Search the data below for the string "Groden". Extract every line that contains it.

Dataset items
_ _ _

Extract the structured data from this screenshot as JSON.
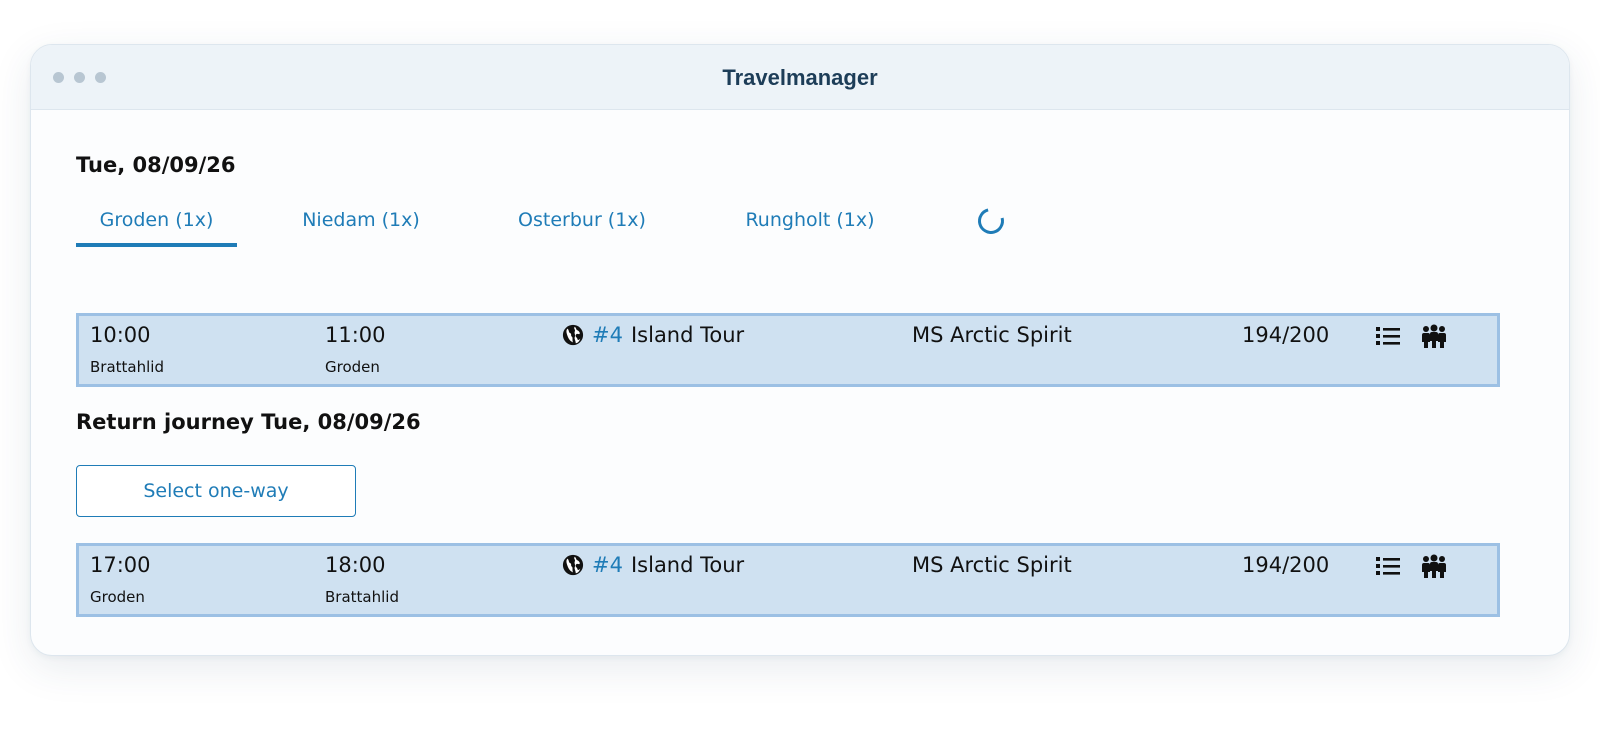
{
  "window": {
    "title": "Travelmanager"
  },
  "outbound": {
    "heading": "Tue, 08/09/26",
    "tabs": [
      {
        "label": "Groden (1x)",
        "active": true
      },
      {
        "label": "Niedam (1x)",
        "active": false
      },
      {
        "label": "Osterbur (1x)",
        "active": false
      },
      {
        "label": "Rungholt (1x)",
        "active": false
      }
    ],
    "trip": {
      "depart_time": "10:00",
      "depart_place": "Brattahlid",
      "arrive_time": "11:00",
      "arrive_place": "Groden",
      "route_number": "#4",
      "route_name": "Island Tour",
      "ship": "MS Arctic Spirit",
      "capacity": "194/200"
    }
  },
  "return": {
    "heading": "Return journey Tue, 08/09/26",
    "select_label": "Select one-way",
    "trip": {
      "depart_time": "17:00",
      "depart_place": "Groden",
      "arrive_time": "18:00",
      "arrive_place": "Brattahlid",
      "route_number": "#4",
      "route_name": "Island Tour",
      "ship": "MS Arctic Spirit",
      "capacity": "194/200"
    }
  },
  "icons": {
    "route": "globe-icon",
    "details": "list-icon",
    "passengers": "people-icon",
    "loading": "spinner-icon"
  },
  "colors": {
    "accent": "#1f7cb7",
    "row_background": "#cfe1f1",
    "row_border": "#9cc0e4",
    "titlebar": "#edf3f8"
  }
}
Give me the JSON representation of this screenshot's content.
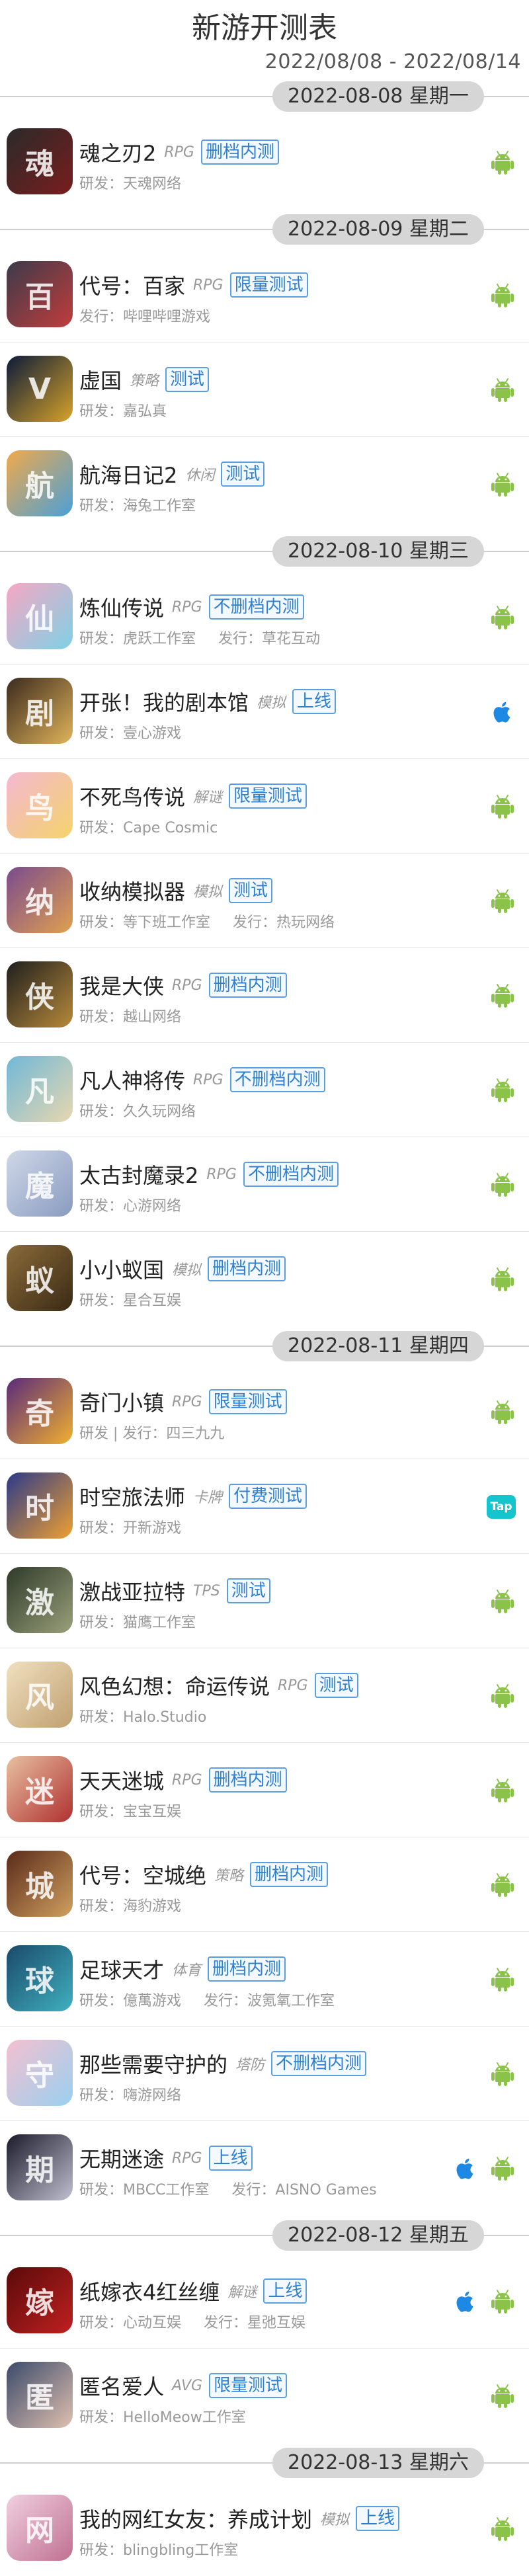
{
  "header": {
    "title": "新游开测表",
    "date_range": "2022/08/08 - 2022/08/14"
  },
  "colors": {
    "badge_blue": "#2d7fd2",
    "android_green": "#8bc34a",
    "ios_blue": "#1e88e5",
    "taptap_cyan": "#15c5ce",
    "date_pill_gray": "#d6d6d6"
  },
  "days": [
    {
      "date": "2022-08-08 星期一",
      "games": [
        {
          "name": "魂之刃2",
          "genre": "RPG",
          "test": "删档内测",
          "dev": "研发：天魂网络",
          "pub": "",
          "platforms": [
            "android-icon"
          ],
          "icon_colors": [
            "#2a2a2a",
            "#7a1d1d"
          ],
          "glyph": "魂"
        }
      ]
    },
    {
      "date": "2022-08-09 星期二",
      "games": [
        {
          "name": "代号：百家",
          "genre": "RPG",
          "test": "限量测试",
          "dev": "发行：哔哩哔哩游戏",
          "pub": "",
          "platforms": [
            "android-icon"
          ],
          "icon_colors": [
            "#3b3b4a",
            "#c23c3c"
          ],
          "glyph": "百"
        },
        {
          "name": "虚国",
          "genre": "策略",
          "test": "测试",
          "dev": "研发：嘉弘真",
          "pub": "",
          "platforms": [
            "android-icon"
          ],
          "icon_colors": [
            "#0b1a3a",
            "#d8a32a"
          ],
          "glyph": "V"
        },
        {
          "name": "航海日记2",
          "genre": "休闲",
          "test": "测试",
          "dev": "研发：海兔工作室",
          "pub": "",
          "platforms": [
            "android-icon"
          ],
          "icon_colors": [
            "#f2a94a",
            "#4aa0d8"
          ],
          "glyph": "航"
        }
      ]
    },
    {
      "date": "2022-08-10 星期三",
      "games": [
        {
          "name": "炼仙传说",
          "genre": "RPG",
          "test": "不删档内测",
          "dev": "研发：虎跃工作室",
          "pub": "发行：草花互动",
          "platforms": [
            "android-icon"
          ],
          "icon_colors": [
            "#f7a7c3",
            "#7fd1e6"
          ],
          "glyph": "仙"
        },
        {
          "name": "开张！我的剧本馆",
          "genre": "模拟",
          "test": "上线",
          "dev": "研发：壹心游戏",
          "pub": "",
          "platforms": [
            "apple-icon"
          ],
          "icon_colors": [
            "#3b2a1e",
            "#e0b45a"
          ],
          "glyph": "剧"
        },
        {
          "name": "不死鸟传说",
          "genre": "解谜",
          "test": "限量测试",
          "dev": "研发：Cape Cosmic",
          "pub": "",
          "platforms": [
            "android-icon"
          ],
          "icon_colors": [
            "#f4b8d2",
            "#f5d36b"
          ],
          "glyph": "鸟"
        },
        {
          "name": "收纳模拟器",
          "genre": "模拟",
          "test": "测试",
          "dev": "研发：等下班工作室",
          "pub": "发行：热玩网络",
          "platforms": [
            "android-icon"
          ],
          "icon_colors": [
            "#7a4b8e",
            "#e0a050"
          ],
          "glyph": "纳"
        },
        {
          "name": "我是大侠",
          "genre": "RPG",
          "test": "删档内测",
          "dev": "研发：越山网络",
          "pub": "",
          "platforms": [
            "android-icon"
          ],
          "icon_colors": [
            "#1e1e1e",
            "#b88a3a"
          ],
          "glyph": "侠"
        },
        {
          "name": "凡人神将传",
          "genre": "RPG",
          "test": "不删档内测",
          "dev": "研发：久久玩网络",
          "pub": "",
          "platforms": [
            "android-icon"
          ],
          "icon_colors": [
            "#6fb8d8",
            "#e8d7b0"
          ],
          "glyph": "凡"
        },
        {
          "name": "太古封魔录2",
          "genre": "RPG",
          "test": "不删档内测",
          "dev": "研发：心游网络",
          "pub": "",
          "platforms": [
            "android-icon"
          ],
          "icon_colors": [
            "#cfd8e8",
            "#8a9bc0"
          ],
          "glyph": "魔"
        },
        {
          "name": "小小蚁国",
          "genre": "模拟",
          "test": "删档内测",
          "dev": "研发：星合互娱",
          "pub": "",
          "platforms": [
            "android-icon"
          ],
          "icon_colors": [
            "#8a6b3a",
            "#3a2a14"
          ],
          "glyph": "蚁"
        }
      ]
    },
    {
      "date": "2022-08-11 星期四",
      "games": [
        {
          "name": "奇门小镇",
          "genre": "RPG",
          "test": "限量测试",
          "dev": "研发 | 发行：四三九九",
          "pub": "",
          "platforms": [
            "android-icon"
          ],
          "icon_colors": [
            "#5a2a7a",
            "#f0b030"
          ],
          "glyph": "奇"
        },
        {
          "name": "时空旅法师",
          "genre": "卡牌",
          "test": "付费测试",
          "dev": "研发：开新游戏",
          "pub": "",
          "platforms": [
            "taptap-icon"
          ],
          "icon_colors": [
            "#2a3a8a",
            "#f0a030"
          ],
          "glyph": "时"
        },
        {
          "name": "激战亚拉特",
          "genre": "TPS",
          "test": "测试",
          "dev": "研发：猫鹰工作室",
          "pub": "",
          "platforms": [
            "android-icon"
          ],
          "icon_colors": [
            "#2e3a2a",
            "#9aa07a"
          ],
          "glyph": "激"
        },
        {
          "name": "风色幻想：命运传说",
          "genre": "RPG",
          "test": "测试",
          "dev": "研发：Halo.Studio",
          "pub": "",
          "platforms": [
            "android-icon"
          ],
          "icon_colors": [
            "#f0e0c0",
            "#c0a070"
          ],
          "glyph": "风"
        },
        {
          "name": "天天迷城",
          "genre": "RPG",
          "test": "删档内测",
          "dev": "研发：宝宝互娱",
          "pub": "",
          "platforms": [
            "android-icon"
          ],
          "icon_colors": [
            "#e8c0a0",
            "#b03030"
          ],
          "glyph": "迷"
        },
        {
          "name": "代号：空城绝",
          "genre": "策略",
          "test": "删档内测",
          "dev": "研发：海豹游戏",
          "pub": "",
          "platforms": [
            "android-icon"
          ],
          "icon_colors": [
            "#5a2a1a",
            "#d0a060"
          ],
          "glyph": "城"
        },
        {
          "name": "足球天才",
          "genre": "体育",
          "test": "删档内测",
          "dev": "研发：億萬游戏",
          "pub": "发行：波氪氧工作室",
          "platforms": [
            "android-icon"
          ],
          "icon_colors": [
            "#1a4a6a",
            "#40b0c0"
          ],
          "glyph": "球"
        },
        {
          "name": "那些需要守护的",
          "genre": "塔防",
          "test": "不删档内测",
          "dev": "研发：嗨游网络",
          "pub": "",
          "platforms": [
            "android-icon"
          ],
          "icon_colors": [
            "#f4c0d0",
            "#9ad0f0"
          ],
          "glyph": "守"
        },
        {
          "name": "无期迷途",
          "genre": "RPG",
          "test": "上线",
          "dev": "研发：MBCC工作室",
          "pub": "发行：AISNO Games",
          "platforms": [
            "apple-icon",
            "android-icon"
          ],
          "icon_colors": [
            "#1a1a2a",
            "#c0c0d0"
          ],
          "glyph": "期"
        }
      ]
    },
    {
      "date": "2022-08-12 星期五",
      "games": [
        {
          "name": "纸嫁衣4红丝缠",
          "genre": "解谜",
          "test": "上线",
          "dev": "研发：心动互娱",
          "pub": "发行：星弛互娱",
          "platforms": [
            "apple-icon",
            "android-icon"
          ],
          "icon_colors": [
            "#5a0a0a",
            "#c02020"
          ],
          "glyph": "嫁"
        },
        {
          "name": "匿名爱人",
          "genre": "AVG",
          "test": "限量测试",
          "dev": "研发：HelloMeow工作室",
          "pub": "",
          "platforms": [
            "android-icon"
          ],
          "icon_colors": [
            "#3a4a6a",
            "#e0c0b0"
          ],
          "glyph": "匿"
        }
      ]
    },
    {
      "date": "2022-08-13 星期六",
      "games": [
        {
          "name": "我的网红女友：养成计划",
          "genre": "模拟",
          "test": "上线",
          "dev": "研发：blingbling工作室",
          "pub": "",
          "platforms": [
            "android-icon"
          ],
          "icon_colors": [
            "#f0d0e0",
            "#c07090"
          ],
          "glyph": "网"
        }
      ]
    }
  ]
}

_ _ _

### Task answer
        "label": "Groden (1x)",
      "arrive_place": "Groden",
      "depart_place": "Groden",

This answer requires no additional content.